These books are inspired by my dad who survived a 100 foot hang gliding fall in 1984 when I was twelve years old. Since then I have watched him journey the path of recovery. Throughout the past 34 years since the injury, he has used the meditation techniques found inside this book to (not only cope with multiple losses but) live happily ever after—despite a traumatic brain injury that left him permanently disabled. Today Dad is 88 years old and says the accident was the best thing that could have ever happened to him. The fall introduced him to the realm of meditation, a relaxing practice he would have never tried if he had remained “normal” (as a systems engineer and church elder!).
The mindful ideas can be practiced by anyone, at any time, and at any location. It does not matter who you are or what limitations, political, or religious leanings one way or another, you might have. Need to “stay calm and carry on” in today’s harsh landscape which seems so divided on various levels? For anyone of us who has ever been demeaned and demoralized prompted by misconstrued assumptions about who “you” are, use one or two of these suggestions for your benefit. This writing was originally intended only for myself to refer to as needed, but due to encouragement, I am sharing them briefly with the public for the first time here. I hope you find value in a few of the ideas.
Gentle Wisdom for the Heart, Mind, and Soul

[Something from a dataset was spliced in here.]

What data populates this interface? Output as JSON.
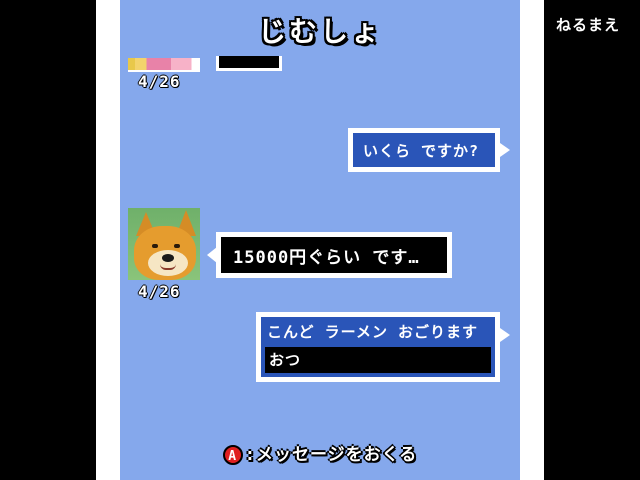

“This book in gently insightful into several themes that concern us as humans living at this point in history. The author blends Eastern thought and applies it to life in the West. The book is divided into twenty-plus chapters that are on different topics. The topics are interrelated and several greater themes emerge like the meaning of nature in our mechanized, technical lives and the different levels of healing that the body, mind, and soul may need. The author has an easy-to-understand way of writing even on some of these more difficult and abstract topics. She gently and kindly encourages us to explore the mental patterns that may or may not be working for us and those around us. In the end, she even includes her own favorite guided meditation. If you’re looking for a book to get you thinking about some of the deeper aspects of what it means to be human, you might enjoy the essays in this book. There’s much food for thought here, so I recommend that you read and digest only one or two chapters/essays at a time to get the most benefit from this book. I also suggest making a little note to yourself at the top of each chapter about what it means to you so that you can more easily come back to it if you find yourself grappling with the topic of the chapter.” – Jamie BJ, Amazon Reader